Description of the task –
Copy each line of the following data that contains "values".

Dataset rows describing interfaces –
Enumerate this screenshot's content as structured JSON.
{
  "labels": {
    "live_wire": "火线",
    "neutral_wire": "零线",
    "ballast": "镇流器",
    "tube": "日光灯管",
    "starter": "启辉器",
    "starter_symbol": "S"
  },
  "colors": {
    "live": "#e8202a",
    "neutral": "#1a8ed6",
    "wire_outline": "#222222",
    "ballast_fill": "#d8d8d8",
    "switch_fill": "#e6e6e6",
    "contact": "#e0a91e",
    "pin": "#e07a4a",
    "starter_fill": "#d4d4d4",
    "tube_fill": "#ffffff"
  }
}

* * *

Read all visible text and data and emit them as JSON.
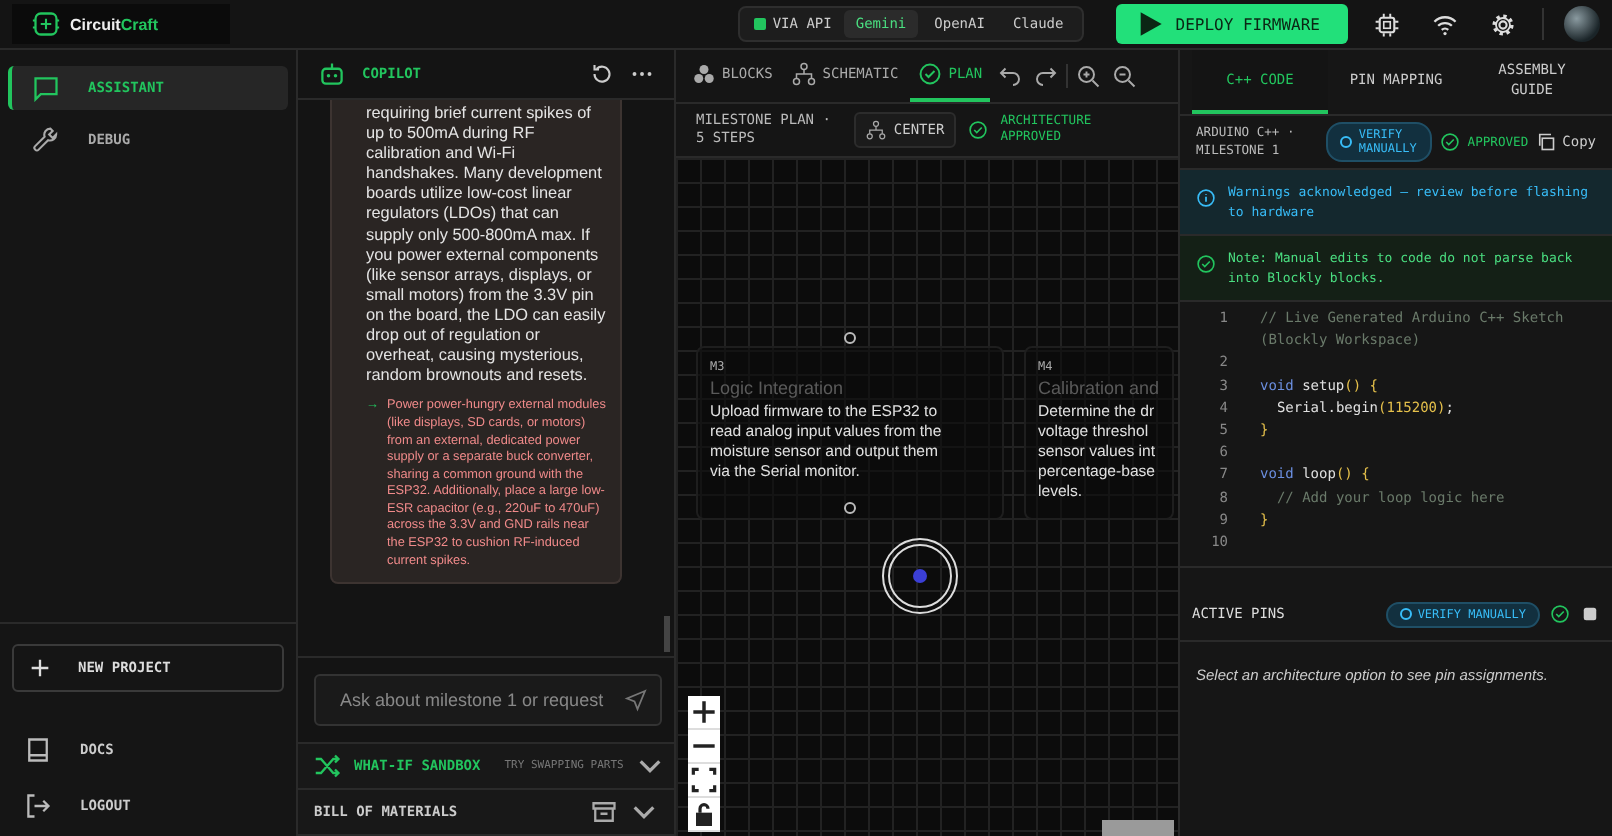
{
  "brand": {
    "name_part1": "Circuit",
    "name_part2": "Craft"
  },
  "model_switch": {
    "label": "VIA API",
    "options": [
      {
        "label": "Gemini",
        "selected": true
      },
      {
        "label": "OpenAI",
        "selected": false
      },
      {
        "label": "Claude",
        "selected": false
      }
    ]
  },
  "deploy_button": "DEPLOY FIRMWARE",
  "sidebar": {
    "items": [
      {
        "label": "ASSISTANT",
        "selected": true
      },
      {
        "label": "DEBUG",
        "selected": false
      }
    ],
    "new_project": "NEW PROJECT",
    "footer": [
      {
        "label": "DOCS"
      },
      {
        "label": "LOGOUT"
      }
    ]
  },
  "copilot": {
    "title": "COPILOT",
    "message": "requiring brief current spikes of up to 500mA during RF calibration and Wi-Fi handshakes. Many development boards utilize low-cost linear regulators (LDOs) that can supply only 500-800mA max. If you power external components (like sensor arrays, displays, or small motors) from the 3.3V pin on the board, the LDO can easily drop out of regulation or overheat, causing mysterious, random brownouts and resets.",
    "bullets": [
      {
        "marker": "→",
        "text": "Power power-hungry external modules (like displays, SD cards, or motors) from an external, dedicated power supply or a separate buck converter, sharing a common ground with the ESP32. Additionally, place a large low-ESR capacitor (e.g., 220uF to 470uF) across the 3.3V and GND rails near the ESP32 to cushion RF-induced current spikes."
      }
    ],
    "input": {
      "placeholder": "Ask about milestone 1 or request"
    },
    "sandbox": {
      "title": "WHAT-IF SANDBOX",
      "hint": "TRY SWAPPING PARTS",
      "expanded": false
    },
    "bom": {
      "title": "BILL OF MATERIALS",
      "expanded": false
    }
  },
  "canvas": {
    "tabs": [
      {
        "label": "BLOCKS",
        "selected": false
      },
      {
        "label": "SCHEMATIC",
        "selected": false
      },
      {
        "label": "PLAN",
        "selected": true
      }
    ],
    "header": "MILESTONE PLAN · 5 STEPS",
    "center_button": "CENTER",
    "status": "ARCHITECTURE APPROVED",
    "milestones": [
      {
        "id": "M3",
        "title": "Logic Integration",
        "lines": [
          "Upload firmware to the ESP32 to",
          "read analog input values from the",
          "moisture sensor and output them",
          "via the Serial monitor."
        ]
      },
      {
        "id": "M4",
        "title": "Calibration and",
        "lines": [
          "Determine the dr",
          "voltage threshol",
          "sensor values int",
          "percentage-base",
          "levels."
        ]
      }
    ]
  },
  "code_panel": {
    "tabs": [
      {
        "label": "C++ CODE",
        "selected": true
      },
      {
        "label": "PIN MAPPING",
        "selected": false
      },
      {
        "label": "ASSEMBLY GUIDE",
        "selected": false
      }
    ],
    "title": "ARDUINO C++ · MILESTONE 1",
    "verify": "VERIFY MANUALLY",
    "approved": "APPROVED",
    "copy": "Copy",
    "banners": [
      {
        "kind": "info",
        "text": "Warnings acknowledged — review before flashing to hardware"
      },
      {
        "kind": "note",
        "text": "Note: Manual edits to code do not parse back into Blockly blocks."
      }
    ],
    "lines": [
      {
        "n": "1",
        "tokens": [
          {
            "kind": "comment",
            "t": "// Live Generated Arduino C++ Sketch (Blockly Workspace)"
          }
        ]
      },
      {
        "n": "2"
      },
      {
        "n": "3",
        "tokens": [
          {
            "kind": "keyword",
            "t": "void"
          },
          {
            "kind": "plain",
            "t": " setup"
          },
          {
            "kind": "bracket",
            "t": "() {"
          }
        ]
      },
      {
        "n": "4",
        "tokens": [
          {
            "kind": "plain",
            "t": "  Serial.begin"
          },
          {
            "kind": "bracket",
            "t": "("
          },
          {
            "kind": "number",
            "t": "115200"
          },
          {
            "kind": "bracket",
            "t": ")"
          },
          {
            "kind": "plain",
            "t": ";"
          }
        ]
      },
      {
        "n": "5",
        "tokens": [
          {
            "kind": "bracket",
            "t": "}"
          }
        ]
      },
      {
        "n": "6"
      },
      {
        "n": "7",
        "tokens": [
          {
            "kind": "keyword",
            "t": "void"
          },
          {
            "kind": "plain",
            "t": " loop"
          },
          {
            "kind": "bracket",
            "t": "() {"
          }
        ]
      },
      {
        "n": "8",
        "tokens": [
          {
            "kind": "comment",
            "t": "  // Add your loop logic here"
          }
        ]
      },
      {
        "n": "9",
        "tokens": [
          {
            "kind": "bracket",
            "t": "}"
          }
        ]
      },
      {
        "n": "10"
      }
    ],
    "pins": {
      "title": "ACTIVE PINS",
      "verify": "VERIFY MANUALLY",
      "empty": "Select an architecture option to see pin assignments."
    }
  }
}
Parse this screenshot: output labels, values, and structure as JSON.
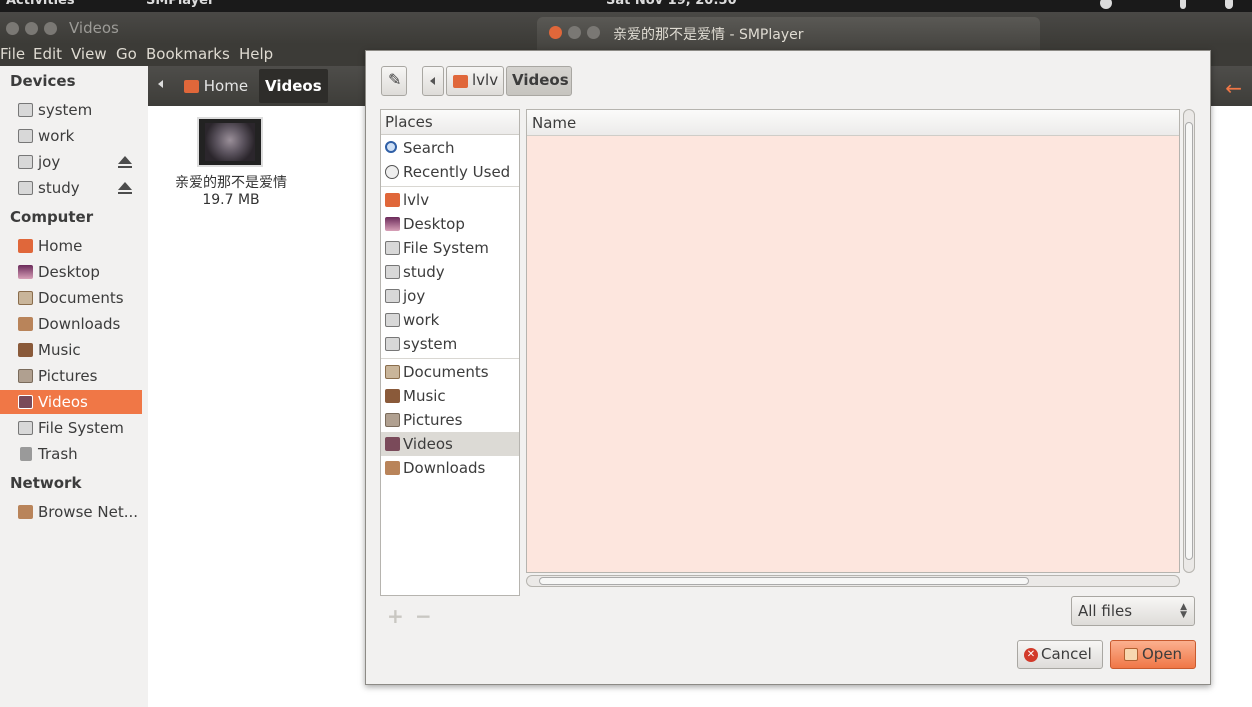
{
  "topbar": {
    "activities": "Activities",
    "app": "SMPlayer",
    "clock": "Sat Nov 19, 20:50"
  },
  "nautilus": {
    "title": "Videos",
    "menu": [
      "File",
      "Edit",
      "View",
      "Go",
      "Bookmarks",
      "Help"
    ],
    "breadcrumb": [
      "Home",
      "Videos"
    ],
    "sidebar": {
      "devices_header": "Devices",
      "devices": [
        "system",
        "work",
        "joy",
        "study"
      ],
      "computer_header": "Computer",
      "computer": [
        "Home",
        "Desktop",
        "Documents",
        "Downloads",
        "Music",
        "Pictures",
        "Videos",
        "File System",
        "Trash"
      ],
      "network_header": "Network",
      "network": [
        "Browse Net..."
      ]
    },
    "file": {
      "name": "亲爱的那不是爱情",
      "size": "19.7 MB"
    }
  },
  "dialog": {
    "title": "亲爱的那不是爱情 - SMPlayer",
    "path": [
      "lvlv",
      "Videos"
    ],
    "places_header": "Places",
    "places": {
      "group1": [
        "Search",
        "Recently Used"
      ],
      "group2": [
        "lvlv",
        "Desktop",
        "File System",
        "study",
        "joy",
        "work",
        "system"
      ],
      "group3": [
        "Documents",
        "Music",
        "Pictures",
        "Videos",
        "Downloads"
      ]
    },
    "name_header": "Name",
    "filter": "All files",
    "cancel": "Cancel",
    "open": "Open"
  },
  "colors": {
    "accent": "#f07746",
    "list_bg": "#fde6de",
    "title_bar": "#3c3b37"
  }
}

Solution to this problem –
          "read analog input values from the",
          "sensor values int",
Parse this screenshot: output labels, values, and structure as JSON.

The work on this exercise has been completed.